In its ongoing efforts to decrease regulatory burdens, the US Centers for Medicare and Medicaid Services (CMS) has turned its attention to a law that, with the exception of physical therapy and a few other treatments and procedures, bars physicians from referring patients to services in which the physician has a financial interest. The CMS call for feedback—an effort largely focused on how the law might be loosened up—comes at a time when APTA and other organizations are voicing support for a bill that would do nearly the opposite by eliminating the exemptions allowing for self-referral for physical therapy and other services.
The CMS Request for Information (RFI) is part of an initiative dubbed the "Regulatory Sprint to Coordinated Care." According to CMS, the focus of the initiative is on "identifying regulatory requirements or prohibitions that may act as barriers to coordinated care, assessing whether those regulatory provisions are unnecessary obstacles to coordinated care, and issuing guidance or revising regulations to address such obstacles and, as appropriate, encouraging and incentivizing coordinated care."
According to the RFI, CMS is setting its sights on the Stark Law because of its potential to bump up against new models of care delivery by seemingly prohibiting systems that could be interpreted as forms of self-referral.
"CMS is aware of the effect the physician self-referral law may have on parties participating or considering participation in integrated delivery models, alternative payment models, and arrangements to incent improvements in outcomes and reductions in cost," CMS states. "We are particularly interested in your thoughts on issues that include, but are not limited to, the structure of arrangements between parties that participate in alternative payment models or other novel financial arrangements, the need for revisions or additions to exceptions to the physician self-referral law, and terminology related to alternative payment models and the physician self-referral law."
The RFI includes 20 questions soliciting ideas on topics ranging from what additional exceptions to the Stark Law might be considered to how CMS could track physician overuse of self-referral. APTA is reviewing the RFI, and will collaborate with the APTA Private Practice Section and other stakeholders to provide comments by the August 24 deadline. The association also provides a template letter for individuals to submit comments directly to CMS via its regulatory issues webpage (scroll down to second bullet under "APTA's Current Regulatory Advocacy Efforts").
The general aim of the RFI would seem to run counter to APTA's own efforts to toughen up the rules against self-referral. Last year, the association joined fellow members of the Alliance for Integrity in Medicare in support of a bill in the US House of Representatives that seeks to eliminate self-referral exemptions for so-called "in-office ancillary services"—physical therapy, anatomic pathology, advanced imaging, and radiation oncology. The idea of eliminating the loopholes is also supported by AARP. To date, the legislation has not been scheduled for House committee review.

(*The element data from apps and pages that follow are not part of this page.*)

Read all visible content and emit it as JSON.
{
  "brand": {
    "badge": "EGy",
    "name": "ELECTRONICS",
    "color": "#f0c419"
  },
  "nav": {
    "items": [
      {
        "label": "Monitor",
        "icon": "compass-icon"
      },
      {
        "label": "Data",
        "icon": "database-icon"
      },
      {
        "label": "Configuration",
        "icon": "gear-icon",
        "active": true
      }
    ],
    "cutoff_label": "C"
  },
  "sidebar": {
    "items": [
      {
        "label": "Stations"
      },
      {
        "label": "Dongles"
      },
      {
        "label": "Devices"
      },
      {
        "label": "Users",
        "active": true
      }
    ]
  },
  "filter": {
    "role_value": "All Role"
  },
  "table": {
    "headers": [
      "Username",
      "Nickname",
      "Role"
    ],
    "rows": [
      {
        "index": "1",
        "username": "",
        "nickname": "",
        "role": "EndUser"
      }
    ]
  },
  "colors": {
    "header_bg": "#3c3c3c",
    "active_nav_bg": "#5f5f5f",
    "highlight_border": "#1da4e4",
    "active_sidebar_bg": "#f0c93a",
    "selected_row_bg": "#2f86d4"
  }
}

"APTA supports efforts to ease the regulatory and administrative burdens faced by health care providers, but those efforts need to be weighed against possible effects on patient choice and access to care," said Justin Elliott, APTA's vice president of government affairs. "Our response to this RFI will take great care to help CMS understand the possible unintended consequences of creating more ways around self-referral without other safeguards in place."